INPUT RECORDS -
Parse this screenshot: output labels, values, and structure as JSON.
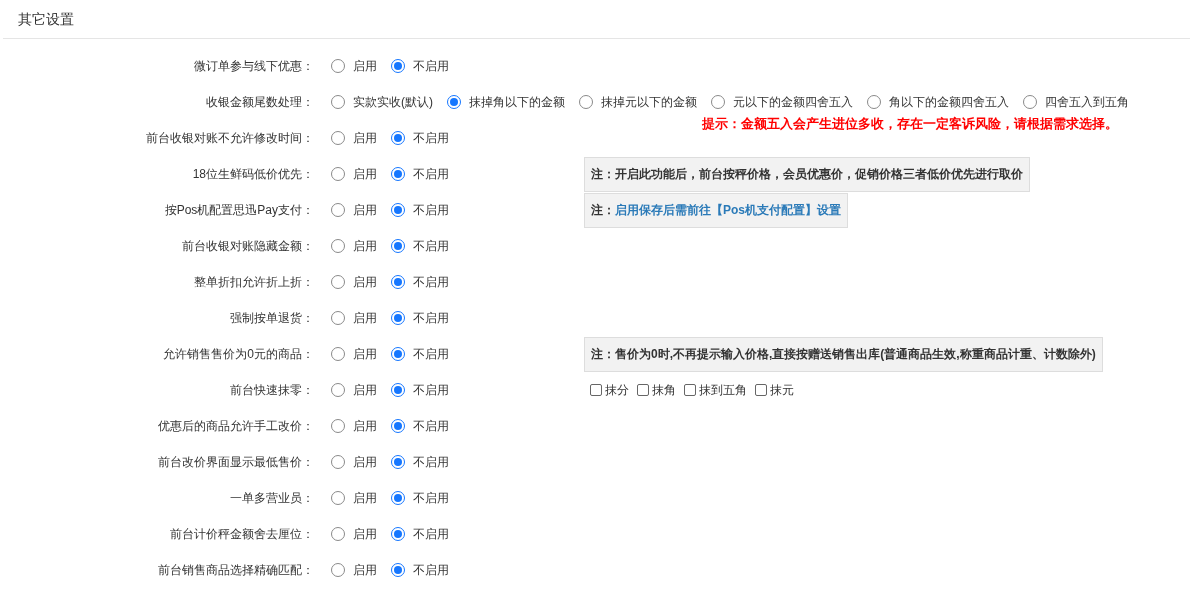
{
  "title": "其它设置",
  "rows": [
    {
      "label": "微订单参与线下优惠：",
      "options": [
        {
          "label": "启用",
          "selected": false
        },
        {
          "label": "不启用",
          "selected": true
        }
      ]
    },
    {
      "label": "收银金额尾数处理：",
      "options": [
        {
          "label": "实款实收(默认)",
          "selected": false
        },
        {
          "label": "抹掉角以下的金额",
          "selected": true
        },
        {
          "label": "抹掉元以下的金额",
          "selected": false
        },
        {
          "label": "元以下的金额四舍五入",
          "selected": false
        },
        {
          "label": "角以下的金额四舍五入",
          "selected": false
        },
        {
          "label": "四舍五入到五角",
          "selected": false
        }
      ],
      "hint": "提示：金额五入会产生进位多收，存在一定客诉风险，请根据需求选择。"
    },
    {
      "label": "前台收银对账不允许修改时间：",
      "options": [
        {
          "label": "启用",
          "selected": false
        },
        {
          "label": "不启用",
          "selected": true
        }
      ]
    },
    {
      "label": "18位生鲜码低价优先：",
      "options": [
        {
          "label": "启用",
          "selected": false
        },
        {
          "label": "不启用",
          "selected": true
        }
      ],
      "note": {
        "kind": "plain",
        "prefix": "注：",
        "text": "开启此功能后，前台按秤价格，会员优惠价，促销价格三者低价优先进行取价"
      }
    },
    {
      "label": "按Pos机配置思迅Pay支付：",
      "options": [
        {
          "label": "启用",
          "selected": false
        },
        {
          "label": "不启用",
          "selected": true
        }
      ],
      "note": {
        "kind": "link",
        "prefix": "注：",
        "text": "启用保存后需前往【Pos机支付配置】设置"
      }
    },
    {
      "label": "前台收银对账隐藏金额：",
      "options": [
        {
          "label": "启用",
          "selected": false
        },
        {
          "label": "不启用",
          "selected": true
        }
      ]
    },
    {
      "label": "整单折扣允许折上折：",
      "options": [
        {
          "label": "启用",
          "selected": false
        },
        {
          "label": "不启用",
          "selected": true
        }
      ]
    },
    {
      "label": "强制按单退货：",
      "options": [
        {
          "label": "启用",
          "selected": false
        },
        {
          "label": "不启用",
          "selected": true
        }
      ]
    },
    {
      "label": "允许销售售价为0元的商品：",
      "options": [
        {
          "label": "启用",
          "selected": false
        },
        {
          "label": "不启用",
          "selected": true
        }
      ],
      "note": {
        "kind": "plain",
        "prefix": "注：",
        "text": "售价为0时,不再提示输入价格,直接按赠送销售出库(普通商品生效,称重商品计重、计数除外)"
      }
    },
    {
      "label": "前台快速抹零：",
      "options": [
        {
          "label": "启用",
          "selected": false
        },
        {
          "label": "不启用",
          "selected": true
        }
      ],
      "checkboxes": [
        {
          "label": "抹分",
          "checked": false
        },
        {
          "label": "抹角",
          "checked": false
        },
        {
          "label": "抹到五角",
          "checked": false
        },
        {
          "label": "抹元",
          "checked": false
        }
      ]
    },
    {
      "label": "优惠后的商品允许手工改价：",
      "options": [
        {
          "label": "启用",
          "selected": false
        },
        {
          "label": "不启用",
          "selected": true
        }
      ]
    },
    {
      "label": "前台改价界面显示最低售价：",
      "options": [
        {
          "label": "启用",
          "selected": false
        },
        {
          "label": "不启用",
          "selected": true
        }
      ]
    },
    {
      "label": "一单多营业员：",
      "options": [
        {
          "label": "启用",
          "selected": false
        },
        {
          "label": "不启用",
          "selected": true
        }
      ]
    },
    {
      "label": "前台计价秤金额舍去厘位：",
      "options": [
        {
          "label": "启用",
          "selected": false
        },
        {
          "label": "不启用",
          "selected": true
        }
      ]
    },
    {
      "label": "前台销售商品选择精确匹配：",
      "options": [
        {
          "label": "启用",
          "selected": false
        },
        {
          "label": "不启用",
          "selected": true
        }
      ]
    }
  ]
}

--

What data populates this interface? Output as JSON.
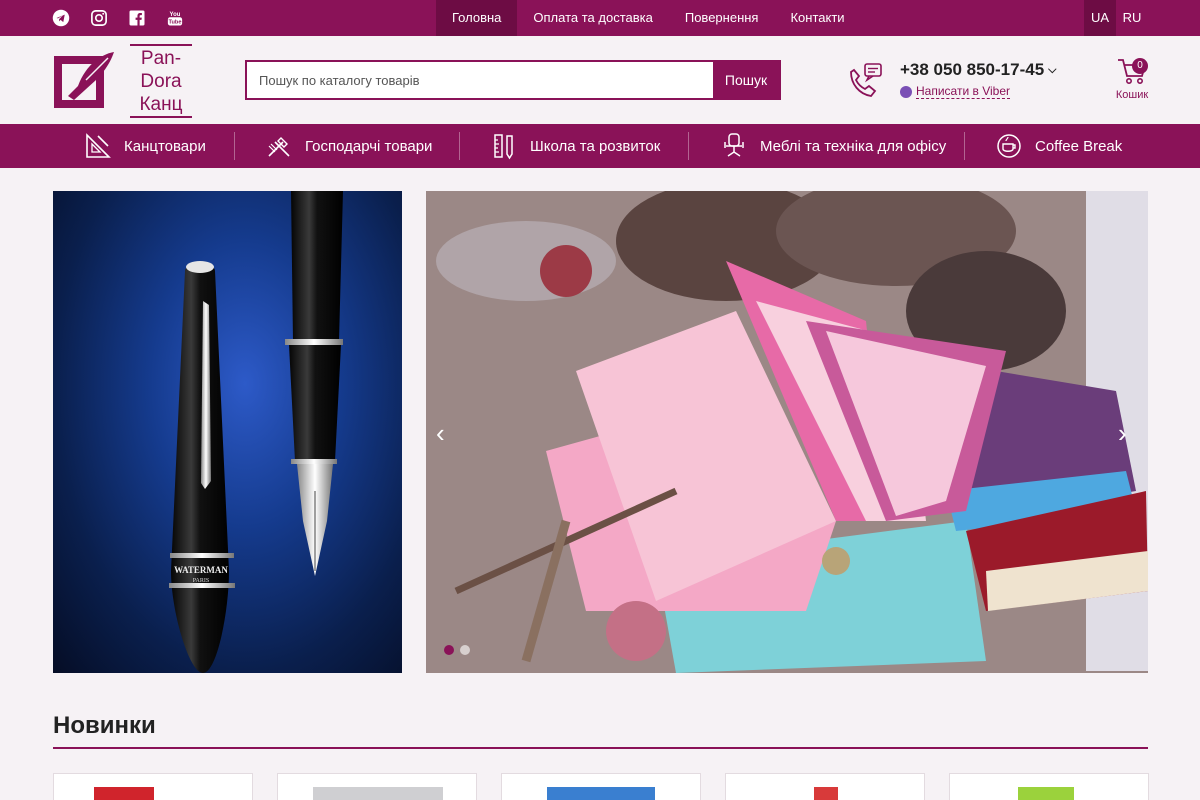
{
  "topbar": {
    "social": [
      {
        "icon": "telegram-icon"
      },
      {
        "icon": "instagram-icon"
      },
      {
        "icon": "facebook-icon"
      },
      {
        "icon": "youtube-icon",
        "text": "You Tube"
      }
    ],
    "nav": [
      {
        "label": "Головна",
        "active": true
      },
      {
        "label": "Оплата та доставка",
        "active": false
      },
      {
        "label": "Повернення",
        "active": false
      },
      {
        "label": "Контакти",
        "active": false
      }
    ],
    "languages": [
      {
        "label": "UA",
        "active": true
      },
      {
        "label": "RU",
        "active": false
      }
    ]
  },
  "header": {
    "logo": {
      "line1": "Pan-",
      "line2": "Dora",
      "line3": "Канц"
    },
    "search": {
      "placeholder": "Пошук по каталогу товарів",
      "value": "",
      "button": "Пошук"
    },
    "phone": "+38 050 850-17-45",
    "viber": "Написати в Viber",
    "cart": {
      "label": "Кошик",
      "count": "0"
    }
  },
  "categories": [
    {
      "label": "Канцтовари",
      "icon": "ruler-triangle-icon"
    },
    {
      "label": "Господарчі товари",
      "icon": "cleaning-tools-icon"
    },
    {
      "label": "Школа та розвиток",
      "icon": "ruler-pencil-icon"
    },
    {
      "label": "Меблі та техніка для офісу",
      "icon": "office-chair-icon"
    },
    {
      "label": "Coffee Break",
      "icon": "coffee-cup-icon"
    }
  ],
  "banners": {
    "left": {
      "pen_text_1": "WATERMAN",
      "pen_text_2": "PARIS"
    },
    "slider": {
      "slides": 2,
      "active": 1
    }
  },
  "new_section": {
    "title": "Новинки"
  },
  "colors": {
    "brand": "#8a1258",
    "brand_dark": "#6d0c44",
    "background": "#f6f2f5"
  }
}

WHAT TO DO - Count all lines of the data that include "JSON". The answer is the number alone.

SOLUTION - 2